** Aim of the exercise **
Nothing but the lines from the one with "Transcribe this image's" through the end of the material should be retyped, word for word and without pictures.

>>>

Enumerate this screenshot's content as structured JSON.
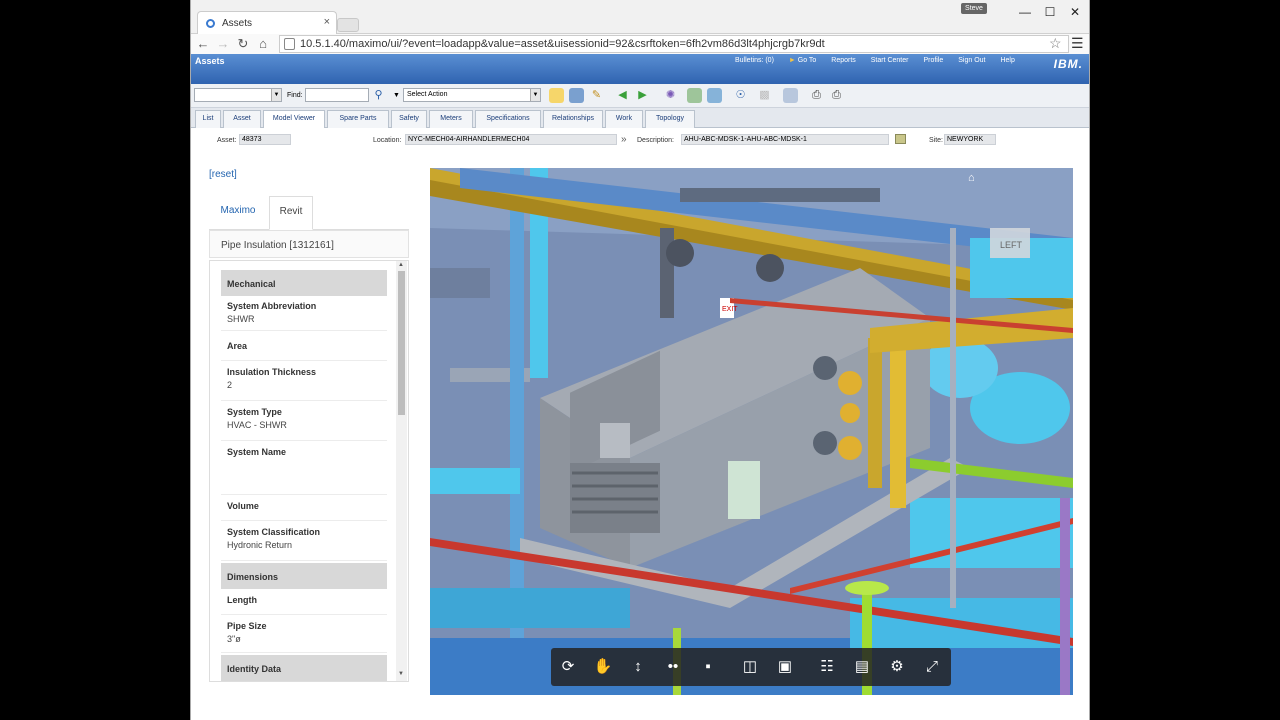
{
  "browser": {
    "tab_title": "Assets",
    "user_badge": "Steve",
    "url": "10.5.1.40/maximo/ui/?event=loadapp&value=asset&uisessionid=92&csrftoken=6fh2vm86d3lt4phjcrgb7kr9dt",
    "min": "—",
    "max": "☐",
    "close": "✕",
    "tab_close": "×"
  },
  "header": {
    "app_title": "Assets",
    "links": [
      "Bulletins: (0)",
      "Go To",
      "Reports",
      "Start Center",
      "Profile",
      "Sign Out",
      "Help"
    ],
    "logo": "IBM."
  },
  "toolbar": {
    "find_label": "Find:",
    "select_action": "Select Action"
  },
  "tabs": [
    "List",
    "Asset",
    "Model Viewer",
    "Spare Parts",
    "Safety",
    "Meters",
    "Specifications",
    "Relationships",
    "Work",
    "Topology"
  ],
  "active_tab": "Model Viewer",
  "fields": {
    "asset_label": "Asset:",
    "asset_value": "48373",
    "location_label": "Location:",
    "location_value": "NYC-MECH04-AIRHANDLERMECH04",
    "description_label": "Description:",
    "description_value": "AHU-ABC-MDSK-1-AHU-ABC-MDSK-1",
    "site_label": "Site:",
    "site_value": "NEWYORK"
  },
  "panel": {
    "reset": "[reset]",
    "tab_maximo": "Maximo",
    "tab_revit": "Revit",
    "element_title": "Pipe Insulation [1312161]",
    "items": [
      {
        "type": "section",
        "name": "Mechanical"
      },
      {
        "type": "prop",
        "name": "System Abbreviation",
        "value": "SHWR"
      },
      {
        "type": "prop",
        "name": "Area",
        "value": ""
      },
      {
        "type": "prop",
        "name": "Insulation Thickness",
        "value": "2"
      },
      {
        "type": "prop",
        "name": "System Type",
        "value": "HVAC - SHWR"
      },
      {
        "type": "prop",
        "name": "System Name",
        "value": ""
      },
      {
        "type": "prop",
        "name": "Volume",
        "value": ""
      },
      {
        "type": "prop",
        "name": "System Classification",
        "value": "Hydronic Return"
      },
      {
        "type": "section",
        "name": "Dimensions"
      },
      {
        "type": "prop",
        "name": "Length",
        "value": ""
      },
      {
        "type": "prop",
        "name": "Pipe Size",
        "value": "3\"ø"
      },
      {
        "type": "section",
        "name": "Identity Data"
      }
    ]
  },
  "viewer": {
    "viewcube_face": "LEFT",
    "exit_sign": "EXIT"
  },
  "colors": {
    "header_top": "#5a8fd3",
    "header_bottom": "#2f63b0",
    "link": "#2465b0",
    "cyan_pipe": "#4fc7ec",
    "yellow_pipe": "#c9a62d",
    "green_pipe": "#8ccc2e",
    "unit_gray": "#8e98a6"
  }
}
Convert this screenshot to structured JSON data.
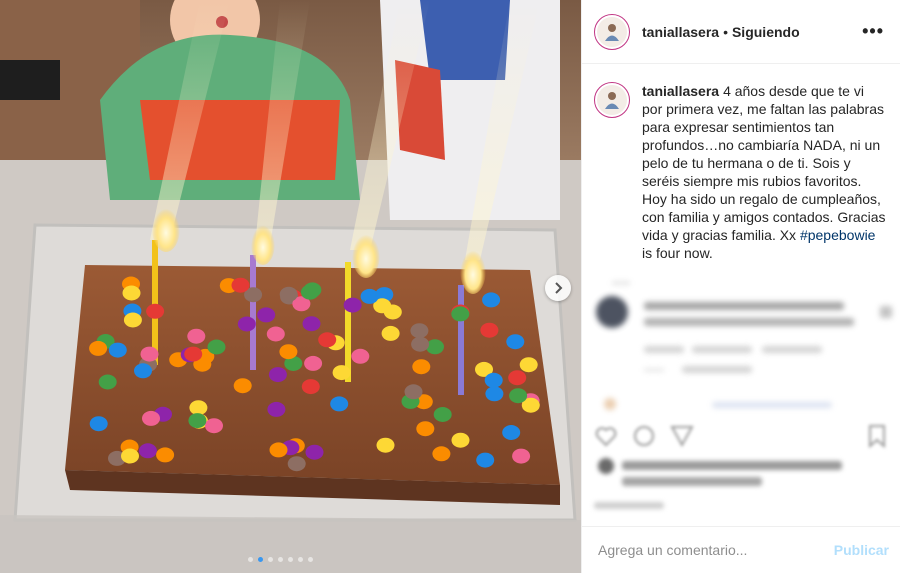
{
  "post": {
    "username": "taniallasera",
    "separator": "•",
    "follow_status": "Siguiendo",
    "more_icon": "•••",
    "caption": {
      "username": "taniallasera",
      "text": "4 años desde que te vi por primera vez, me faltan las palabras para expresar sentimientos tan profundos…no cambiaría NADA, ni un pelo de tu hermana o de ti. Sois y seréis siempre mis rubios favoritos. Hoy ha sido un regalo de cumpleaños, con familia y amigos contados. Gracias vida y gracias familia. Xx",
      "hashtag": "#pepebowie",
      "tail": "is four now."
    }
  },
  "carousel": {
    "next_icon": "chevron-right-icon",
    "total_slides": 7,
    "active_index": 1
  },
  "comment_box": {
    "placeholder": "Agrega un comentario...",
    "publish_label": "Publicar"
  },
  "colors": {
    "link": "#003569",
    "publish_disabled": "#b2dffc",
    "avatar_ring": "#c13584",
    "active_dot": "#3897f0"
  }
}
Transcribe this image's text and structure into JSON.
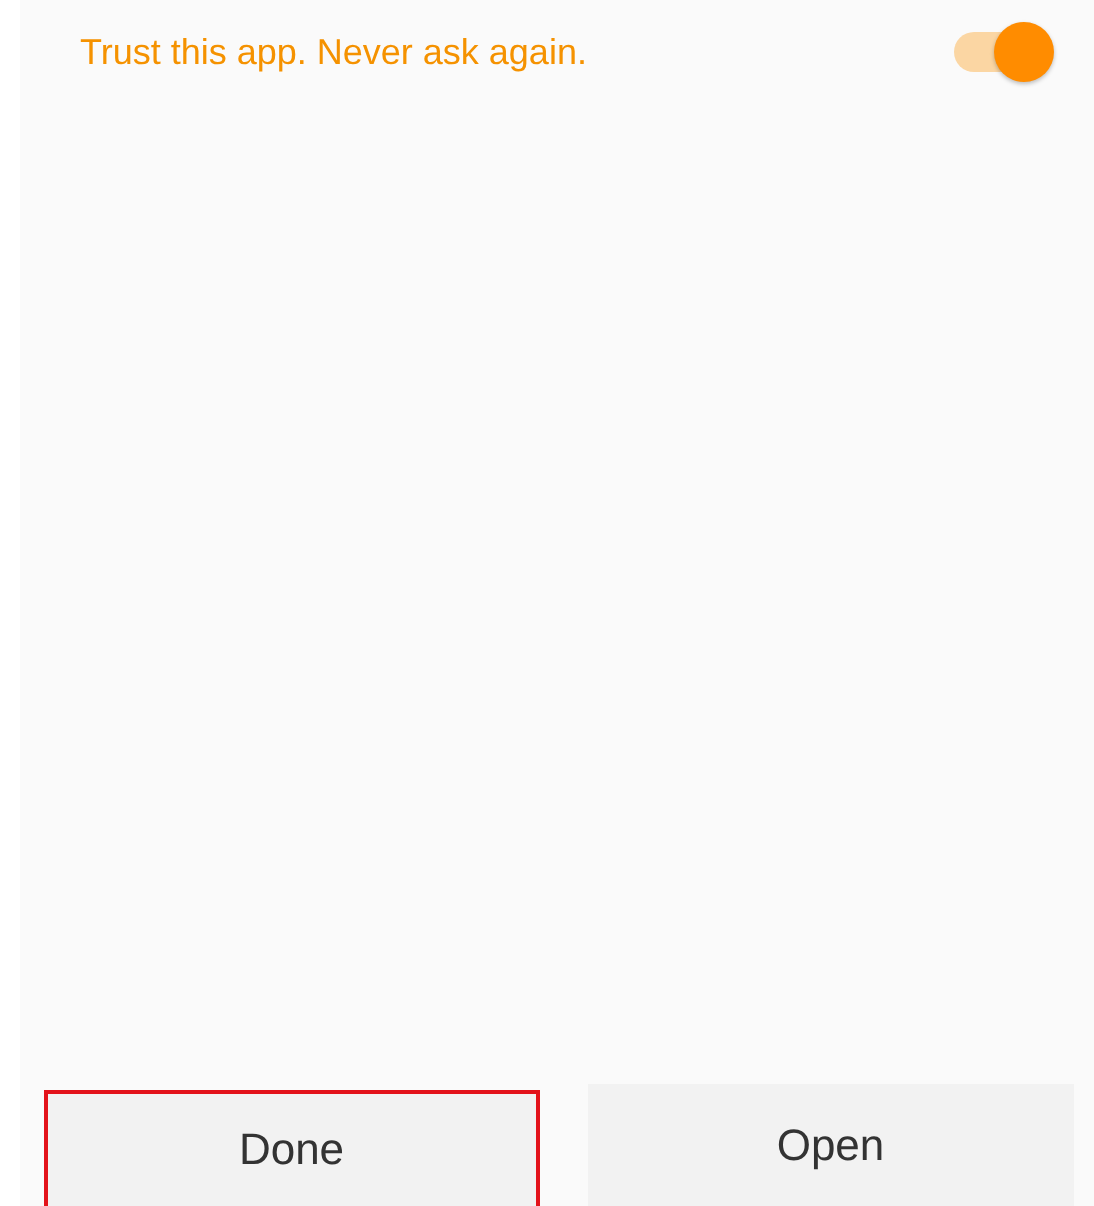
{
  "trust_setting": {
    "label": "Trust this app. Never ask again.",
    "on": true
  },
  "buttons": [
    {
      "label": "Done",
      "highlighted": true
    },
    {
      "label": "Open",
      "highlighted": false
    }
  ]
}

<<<

** Task solution **
Transcribe this image's text and structure into JSON.
{
  "trust_setting": {
    "label": "Trust this app. Never ask again.",
    "on": true
  },
  "buttons": [
    {
      "label": "Done",
      "highlighted": true
    },
    {
      "label": "Open",
      "highlighted": false
    }
  ]
}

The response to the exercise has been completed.